- Ageing eyes hinder biometric scans by Duncan Graham-Rowe. Nature, 25 May 2012. Research suggests iris patterns do change slowly over time, potentially undermining the security of iris scanning systems.
- Biometrics: Identity Assurance in the Information Age by John D. Woodward (Jr.), Nicholas M. Orlans, and Peter T. Higgins. McGraw Hill, 2003. A fairly practical introduction covering all forms of biometrics.
- Biometrics For Dummies by Peter Gregory and Michael Simon. Dummies, 2008. A good overview to different types of biometrics with a practical feel (one part of the book is devoted to "getting started with biometrics").
- Iris Recognition: An Identification Biometric System by Abdul Basit.
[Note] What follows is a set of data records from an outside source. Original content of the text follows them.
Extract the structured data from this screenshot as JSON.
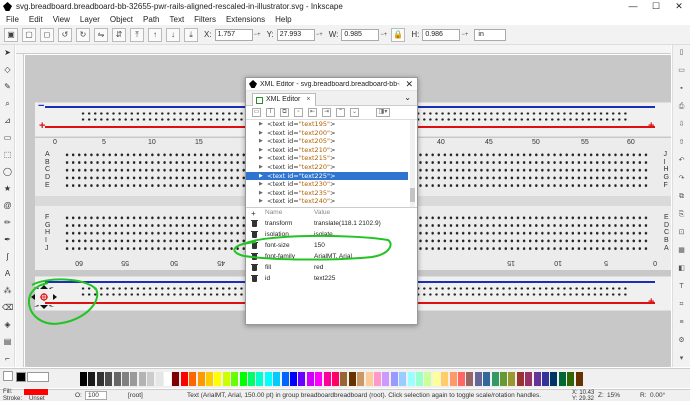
{
  "window": {
    "title": "svg.breadboard.breadboard-bb-32655-pwr-rails-aligned-rescaled-in-illustrator.svg - Inkscape",
    "minimize": "—",
    "maximize": "☐",
    "close": "✕"
  },
  "menu": [
    "File",
    "Edit",
    "View",
    "Layer",
    "Object",
    "Path",
    "Text",
    "Filters",
    "Extensions",
    "Help"
  ],
  "toolbar": {
    "x_label": "X:",
    "x_value": "1.757",
    "y_label": "Y:",
    "y_value": "27.993",
    "w_label": "W:",
    "w_value": "0.985",
    "h_label": "H:",
    "h_value": "0.986",
    "unit": "in"
  },
  "breadboard": {
    "top_numbers": [
      "0",
      "5",
      "10",
      "15",
      "40",
      "45",
      "50",
      "55",
      "60"
    ],
    "bottom_numbers": [
      "60",
      "55",
      "50",
      "45",
      "20",
      "15",
      "10",
      "5",
      "0"
    ],
    "rows_top": [
      "A",
      "B",
      "C",
      "D",
      "E"
    ],
    "rows_bottom": [
      "F",
      "G",
      "H",
      "I",
      "J"
    ],
    "rows_top_right": [
      "J",
      "I",
      "H",
      "G",
      "F"
    ],
    "rows_bottom_right": [
      "E",
      "D",
      "C",
      "B",
      "A"
    ],
    "minus": "−",
    "plus": "+"
  },
  "xml_editor": {
    "title": "XML Editor - svg.breadboard.breadboard-bb-32655-p...",
    "tab_label": "XML Editor",
    "nodes": [
      {
        "prefix": "<text id=",
        "id": "\"text195\"",
        "suffix": ">"
      },
      {
        "prefix": "<text id=",
        "id": "\"text200\"",
        "suffix": ">"
      },
      {
        "prefix": "<text id=",
        "id": "\"text205\"",
        "suffix": ">"
      },
      {
        "prefix": "<text id=",
        "id": "\"text210\"",
        "suffix": ">"
      },
      {
        "prefix": "<text id=",
        "id": "\"text215\"",
        "suffix": ">"
      },
      {
        "prefix": "<text id=",
        "id": "\"text220\"",
        "suffix": ">"
      },
      {
        "prefix": "<text id=",
        "id": "\"text225\"",
        "suffix": ">"
      },
      {
        "prefix": "<text id=",
        "id": "\"text230\"",
        "suffix": ">"
      },
      {
        "prefix": "<text id=",
        "id": "\"text235\"",
        "suffix": ">"
      },
      {
        "prefix": "<text id=",
        "id": "\"text240\"",
        "suffix": ">"
      }
    ],
    "selected_index": 6,
    "attr_header_name": "Name",
    "attr_header_value": "Value",
    "attributes": [
      {
        "name": "transform",
        "value": "translate(118.1 2102.9)"
      },
      {
        "name": "isolation",
        "value": "isolate"
      },
      {
        "name": "font-size",
        "value": "150"
      },
      {
        "name": "font-family",
        "value": "ArialMT, Arial"
      },
      {
        "name": "fill",
        "value": "red"
      },
      {
        "name": "id",
        "value": "text225"
      }
    ]
  },
  "statusbar": {
    "fill_label": "Fill:",
    "stroke_label": "Stroke:",
    "unset_label": "Unset",
    "opacity_label": "O:",
    "opacity_value": "100",
    "layer": "[root]",
    "message": "Text (ArialMT, Arial, 150.00 pt) in group breadboardbreadboard (root). Click selection again to toggle scale/rotation handles.",
    "x_coord": "X: 10.43",
    "y_coord": "Y: 29.32",
    "zoom_label": "Z:",
    "zoom": "15%",
    "rotation_label": "R:",
    "rotation": "0.00°"
  },
  "colors": {
    "accent": "#2f74d0",
    "annotation": "#22c322",
    "rail_blue": "#1a2fb8",
    "rail_red": "#dd1111",
    "fill_red": "#ff0000"
  },
  "palette": [
    "#000000",
    "#1a1a1a",
    "#333333",
    "#4d4d4d",
    "#666666",
    "#808080",
    "#999999",
    "#b3b3b3",
    "#cccccc",
    "#e6e6e6",
    "#ffffff",
    "#800000",
    "#ff0000",
    "#ff6600",
    "#ff9900",
    "#ffcc00",
    "#ffff00",
    "#ccff00",
    "#66ff00",
    "#00ff00",
    "#00ff66",
    "#00ffcc",
    "#00ffff",
    "#00ccff",
    "#0066ff",
    "#0000ff",
    "#6600ff",
    "#cc00ff",
    "#ff00ff",
    "#ff0099",
    "#ff0066",
    "#996633",
    "#663300",
    "#cc9966",
    "#ffcc99",
    "#ff99cc",
    "#cc99ff",
    "#9999ff",
    "#99ccff",
    "#99ffff",
    "#99ffcc",
    "#ccff99",
    "#ffff99",
    "#ffcc66",
    "#ff9966",
    "#ff6666",
    "#996666",
    "#666699",
    "#336699",
    "#339966",
    "#669933",
    "#999933",
    "#993333",
    "#993366",
    "#663399",
    "#333399",
    "#003366",
    "#006633",
    "#336600",
    "#663300"
  ]
}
LAP Lambert, 2010. A good overview to different types of biometrics with a practical feel (one part of the book is devoted to "getting started with biometrics").
- US Patent #4,641,349: Iris Recognition System by Leonard Flom and Aran Safir, February 3, 1987. Explains the general principle of scanning an eye to recognize its features.
- US Patent #5,291,560: Biometric personal identification system based on iris analysis by John Daugman, March 1, 1994. Describes the general process used in modern iris recognition systems.